(WHAT TO WORK ON): Show all lines containing "manager" from the data below.
★ ★ ★
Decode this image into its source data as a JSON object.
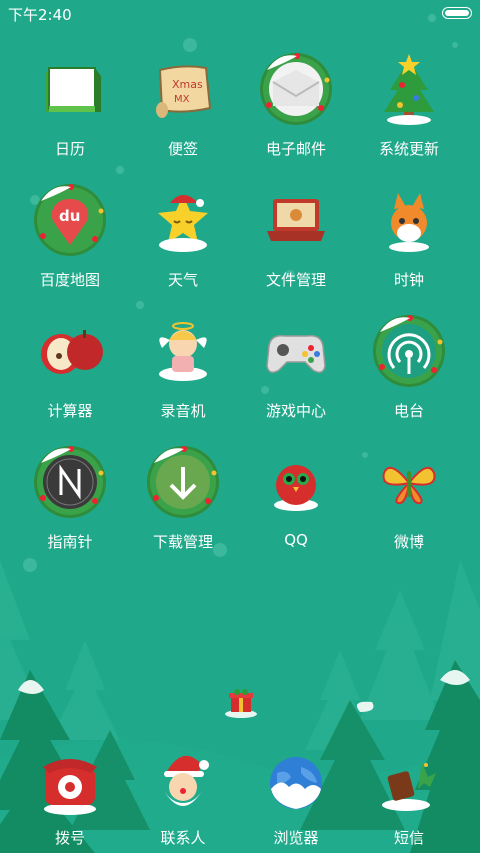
{
  "status_bar": {
    "time": "下午2:40",
    "battery_icon": "battery-icon"
  },
  "apps": [
    {
      "label": "日历",
      "icon": "calendar-icon"
    },
    {
      "label": "便签",
      "icon": "notes-icon"
    },
    {
      "label": "电子邮件",
      "icon": "email-icon"
    },
    {
      "label": "系统更新",
      "icon": "system-update-icon"
    },
    {
      "label": "百度地图",
      "icon": "baidu-map-icon"
    },
    {
      "label": "天气",
      "icon": "weather-icon"
    },
    {
      "label": "文件管理",
      "icon": "file-manager-icon"
    },
    {
      "label": "时钟",
      "icon": "clock-icon"
    },
    {
      "label": "计算器",
      "icon": "calculator-icon"
    },
    {
      "label": "录音机",
      "icon": "recorder-icon"
    },
    {
      "label": "游戏中心",
      "icon": "game-center-icon"
    },
    {
      "label": "电台",
      "icon": "radio-icon"
    },
    {
      "label": "指南针",
      "icon": "compass-icon"
    },
    {
      "label": "下载管理",
      "icon": "download-manager-icon"
    },
    {
      "label": "QQ",
      "icon": "qq-icon"
    },
    {
      "label": "微博",
      "icon": "weibo-icon"
    }
  ],
  "dock": [
    {
      "label": "拨号",
      "icon": "phone-icon"
    },
    {
      "label": "联系人",
      "icon": "contacts-icon"
    },
    {
      "label": "浏览器",
      "icon": "browser-icon"
    },
    {
      "label": "短信",
      "icon": "messages-icon"
    }
  ],
  "colors": {
    "background": "#1fa88a",
    "tree": "#17996f",
    "snow": "#e8f6f2"
  }
}
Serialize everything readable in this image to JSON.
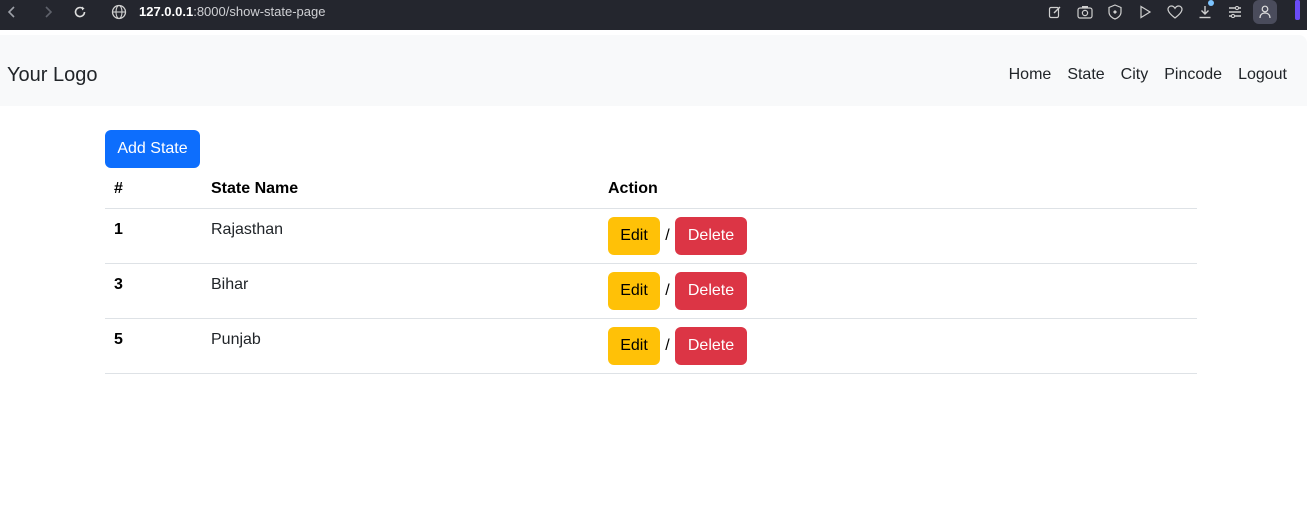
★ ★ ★
(EXPECTED ANSWER):
      "icon": "file-manager-icon"
      "icon": "download-manager-icon"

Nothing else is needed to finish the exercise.